Why Reading Poetry Can Make You a Better Leader
Business books are fine, but poetry is the key to innovative thinking
A poem is a story concentrated into a careful handful of words, each of which is curated to hold utmost meaning. With diction and form, structure and sound, a poem navigates you through an emotion-laden experience in hopes of leaving your mind with a complex bounty of thoughts and, often, a new perspective. A poem is almost always multifaceted; it is, as Clare Morgan describes in her book What Poetry Brings to Business, a “puzzle with multiple, inexhaustible, co-existent — and interchangeable — ‘solutions,’ each more or less dependent on the others for validity.”
Frequent poetry reading develops your perceptiveness and thinking capabilities, nurturing problem-solving skills for complex, multifaceted, and ambiguous problems.
Because the format of poetry requires unpacking and consideration, reading or writing poetry tremendously benefits business people and entrepreneurs, in a number of different ways.
Poetry can improve your problem-solving abilities
Frequent poetry reading develops your perceptiveness and thinking capabilities, nurturing problem-solving skills for complex, multifaceted, and ambiguous problems. In reading a poem, you develop meaning and interpret a story from words filled with both intentional and unintentional ambiguities. You extract such meaning by drawing upon the poem’s content, context, and use of poetic devices. When facing complicated managerial problems, having this ability to balance unknowns and generate solutions from nuanced reasonings allows for more imaginative and effective solutions. In an article for Harvard Business Review, John Coleman argues that “poetry teaches us to wrestle with and simplify complexity.” He mentions that Harman Industries founder Sidney Harman once told the New York Times, “I used to tell my senior staff to get me poets as managers. Poets are our original systems thinkers. They look at our most complex environments and they reduce the complexity to something they begin to understand.”

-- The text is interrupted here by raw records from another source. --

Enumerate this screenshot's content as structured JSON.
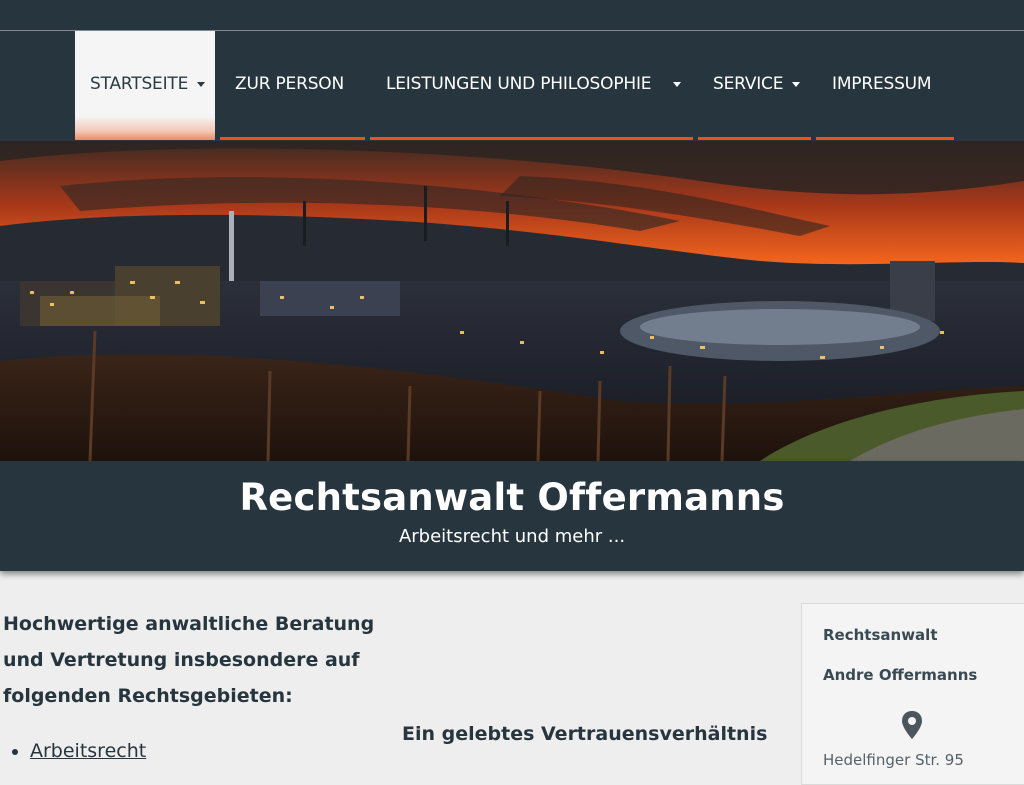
{
  "nav": {
    "items": [
      {
        "label": "STARTSEITE",
        "has_dropdown": true,
        "active": true
      },
      {
        "label": "ZUR PERSON",
        "has_dropdown": false,
        "active": false
      },
      {
        "label": "LEISTUNGEN UND PHILOSOPHIE",
        "has_dropdown": true,
        "active": false
      },
      {
        "label": "SERVICE",
        "has_dropdown": true,
        "active": false
      },
      {
        "label": "IMPRESSUM",
        "has_dropdown": false,
        "active": false
      }
    ]
  },
  "header": {
    "title": "Rechtsanwalt Offermanns",
    "subtitle": "Arbeitsrecht und mehr ..."
  },
  "main": {
    "intro": "Hochwertige anwaltliche Beratung und Vertretung insbesondere auf folgenden Rechtsgebieten:",
    "rechtsgebiete": [
      "Arbeitsrecht"
    ],
    "trust_heading": "Ein gelebtes Vertrauensverhältnis"
  },
  "sidebar": {
    "line1": "Rechtsanwalt",
    "line2": "Andre Offermanns",
    "address": "Hedelfinger Str. 95",
    "pin_icon": "map-pin-icon"
  },
  "colors": {
    "dark": "#27363e",
    "accent": "#e8531f",
    "background": "#eeeeee"
  }
}
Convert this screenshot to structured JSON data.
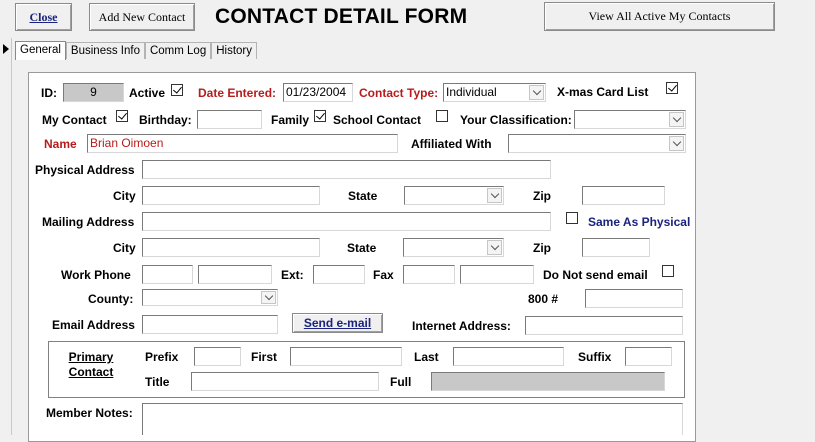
{
  "toolbar": {
    "close_label": "Close",
    "add_label": "Add New Contact",
    "view_all_label": "View All Active My Contacts"
  },
  "form_title": "CONTACT DETAIL FORM",
  "tabs": [
    {
      "label": "General",
      "active": true
    },
    {
      "label": "Business Info",
      "active": false
    },
    {
      "label": "Comm Log",
      "active": false
    },
    {
      "label": "History",
      "active": false
    }
  ],
  "labels": {
    "id": "ID:",
    "active": "Active",
    "date_entered": "Date Entered:",
    "contact_type": "Contact Type:",
    "xmas": "X-mas Card List",
    "my_contact": "My Contact",
    "birthday": "Birthday:",
    "family": "Family",
    "school_contact": "School Contact",
    "your_classification": "Your Classification:",
    "name": "Name",
    "affiliated_with": "Affiliated With",
    "physical_address": "Physical Address",
    "city": "City",
    "state": "State",
    "zip": "Zip",
    "mailing_address": "Mailing Address",
    "same_as_physical": "Same As Physical",
    "work_phone": "Work Phone",
    "ext": "Ext:",
    "fax": "Fax",
    "do_not_send_email": "Do Not send email",
    "county": "County:",
    "num_800": "800 #",
    "email_address": "Email Address",
    "send_email": "Send e-mail",
    "internet_address": "Internet Address:",
    "primary_contact": "Primary Contact",
    "prefix": "Prefix",
    "first": "First",
    "last": "Last",
    "suffix": "Suffix",
    "title": "Title",
    "full": "Full",
    "member_notes": "Member Notes:"
  },
  "values": {
    "id": "9",
    "date_entered": "01/23/2004",
    "contact_type": "Individual",
    "name": "Brian Oimoen"
  },
  "checks": {
    "active": true,
    "xmas": true,
    "my_contact": true,
    "family": true,
    "school_contact": false,
    "same_as_physical": false,
    "do_not_send_email": false
  },
  "colors": {
    "label_red": "#b71c1c",
    "label_blue": "#1a237e"
  }
}
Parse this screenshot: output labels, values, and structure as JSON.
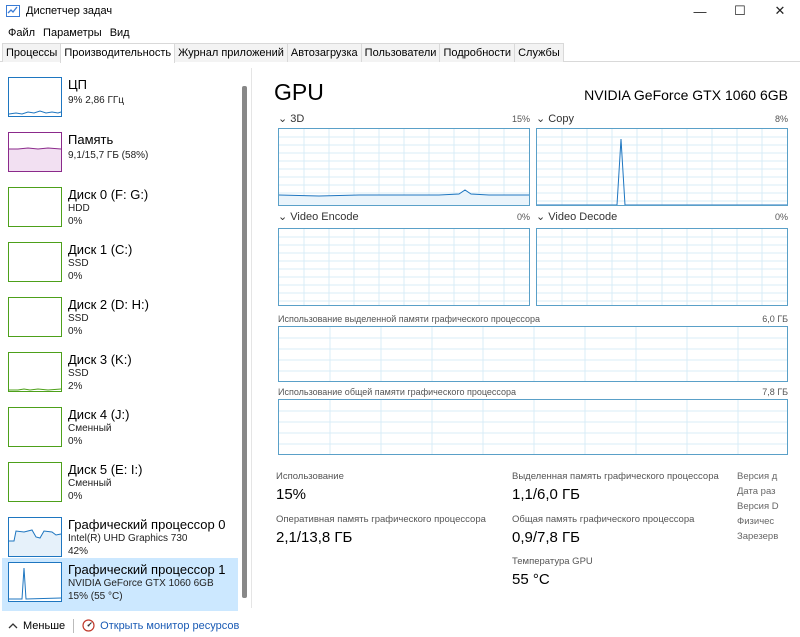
{
  "window": {
    "title": "Диспетчер задач",
    "min": "—",
    "max": "☐",
    "close": "✕"
  },
  "menu": [
    "Файл",
    "Параметры",
    "Вид"
  ],
  "tabs": [
    "Процессы",
    "Производительность",
    "Журнал приложений",
    "Автозагрузка",
    "Пользователи",
    "Подробности",
    "Службы"
  ],
  "active_tab": 1,
  "sidebar": {
    "items": [
      {
        "title": "ЦП",
        "line1": "9% 2,86 ГГц",
        "line2": "",
        "color": "#1e76c0"
      },
      {
        "title": "Память",
        "line1": "9,1/15,7 ГБ (58%)",
        "line2": "",
        "color": "#8b2a8b"
      },
      {
        "title": "Диск 0 (F: G:)",
        "line1": "HDD",
        "line2": "0%",
        "color": "#4da01a"
      },
      {
        "title": "Диск 1 (C:)",
        "line1": "SSD",
        "line2": "0%",
        "color": "#4da01a"
      },
      {
        "title": "Диск 2 (D: H:)",
        "line1": "SSD",
        "line2": "0%",
        "color": "#4da01a"
      },
      {
        "title": "Диск 3 (K:)",
        "line1": "SSD",
        "line2": "2%",
        "color": "#4da01a"
      },
      {
        "title": "Диск 4 (J:)",
        "line1": "Сменный",
        "line2": "0%",
        "color": "#4da01a"
      },
      {
        "title": "Диск 5 (E: I:)",
        "line1": "Сменный",
        "line2": "0%",
        "color": "#4da01a"
      },
      {
        "title": "Графический процессор 0",
        "line1": "Intel(R) UHD Graphics 730",
        "line2": "42%",
        "color": "#1e76c0"
      },
      {
        "title": "Графический процессор 1",
        "line1": "NVIDIA GeForce GTX 1060 6GB",
        "line2": "15% (55 °C)",
        "color": "#1e76c0"
      }
    ]
  },
  "main": {
    "title": "GPU",
    "model": "NVIDIA GeForce GTX 1060 6GB",
    "engines": [
      {
        "name": "3D",
        "pct": "15%"
      },
      {
        "name": "Copy",
        "pct": "8%"
      },
      {
        "name": "Video Encode",
        "pct": "0%"
      },
      {
        "name": "Video Decode",
        "pct": "0%"
      }
    ],
    "dedicated_mem_label": "Использование выделенной памяти графического процессора",
    "dedicated_mem_max": "6,0 ГБ",
    "shared_mem_label": "Использование общей памяти графического процессора",
    "shared_mem_max": "7,8 ГБ",
    "stats": {
      "usage_label": "Использование",
      "usage_value": "15%",
      "ram_label": "Оперативная память графического процессора",
      "ram_value": "2,1/13,8 ГБ",
      "dedicated_label": "Выделенная память графического процессора",
      "dedicated_value": "1,1/6,0 ГБ",
      "shared_label": "Общая память графического процессора",
      "shared_value": "0,9/7,8 ГБ",
      "temp_label": "Температура GPU",
      "temp_value": "55 °C"
    },
    "props": [
      "Версия д",
      "Дата раз",
      "Версия D",
      "Физичес",
      "Зарезерв"
    ]
  },
  "footer": {
    "fewer": "Меньше",
    "monitor": "Открыть монитор ресурсов"
  },
  "colors": {
    "graph_border": "#5aa0c8",
    "graph_grid": "#d9ecf7",
    "graph_line": "#1e76c0",
    "selected": "#cce8ff",
    "link": "#1a5bb5"
  }
}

Morgan made a similar observation when studying the psychological differences between cognitive strategies of the “sharpener” versus the “leveler.” The former is one who tolerates ambiguity, thinks symbolically, and juggles various aspects of a whole, whereas the latter explicitly categorizes sensations, levels (suppresses) differences, and — as Morgan summarizes — “finds the unique, unclassifiable sensation particularly offensive.” She found that trained poetry readers engaged in significantly more “sharpener” thinking than “leveler;” they were better equipped to analyze material with open-ended and obscure meanings. This sort of expansive thinking is critical for executives, in helping them transform data into usable material, and make decisions that contribute to a company’s success. Every business encounters complex problems, and complex questions demand complex solutions. A “sharpener” thinker is more likely to arrive at such solutions because they can derive meaning from vague, dynamic arguments — as one does when reading poems.
Poetry can spark your creativity
“What was once central to corporations — price, quality, and much of the left-brain, digitized analytical work associated with knowledge — is fast being shipped off,” writes Morgan. “Increasingly, the new core competence is creativity.” Business people are strategists; they employ creativity to attain optimal solutions that may be hidden from structured, analytical procedures. Regular poetry readers have been proven to use a different aspect of their brains when thinking about how a poem works, allowing them to better harness their intuitive senses. This very intuition feeds creativity, satisfying the ever-growing need for radical solutions.
Where do these radical ideas come from, and how does one find them? The ideation of a poem is an obscure process with many shapes — inspiration can enter as “a sudden sharp hot stink of fox” or float into mind as a slow, idea-laden cloud. It might come as a bolt of lightning, a “eureka!” shout, or silently creep onto the poet’s page unannounced and unassuming.
Nobody can perfectly track how all creative ideas are born, but there are ways in which you can prepare to receive inspiration, to set yourself up to be more susceptible and vulnerable to a jolt of creativity.
Poetry can train you to be more empathetic
Regular poetry reading trains you to empathize, to connect with the writer, and to feel around in another character’s perspective. Every time you read a poem, you put yourself in the speaker’s conscience, in their eyes and nose and toes. You could argue that success in business also relies on the ability to genuinely understand the experience of another person. Employees at all levels in all industries benefit from increased empathy: Marketers must understand buyers, venture capitalists must understand founders, managers must understand associates, etc. Empathy toward a customer allows you to recognize business opportunities and profit from them. This connection made between seller and buyer, between poet and reader, is the bond that empathy bridges. It is the bond that reveals shared interests in a negotiation or closes an agreement after lengthy deliberation.
Business and poetry are obviously incredibly different subjects, but the business world shouldn’t simply dismiss poetry as an alien, flowery topic. Ultimately, it may be precisely the contrasts between the two subjects that cause poetry to be so useful a tool to business thinking. Conflicting ideas often work well in tandem because each helps identify and boost the other’s weaknesses. So perhaps it takes a discipline as dissimilar as poetry to help us find better ways to think about business.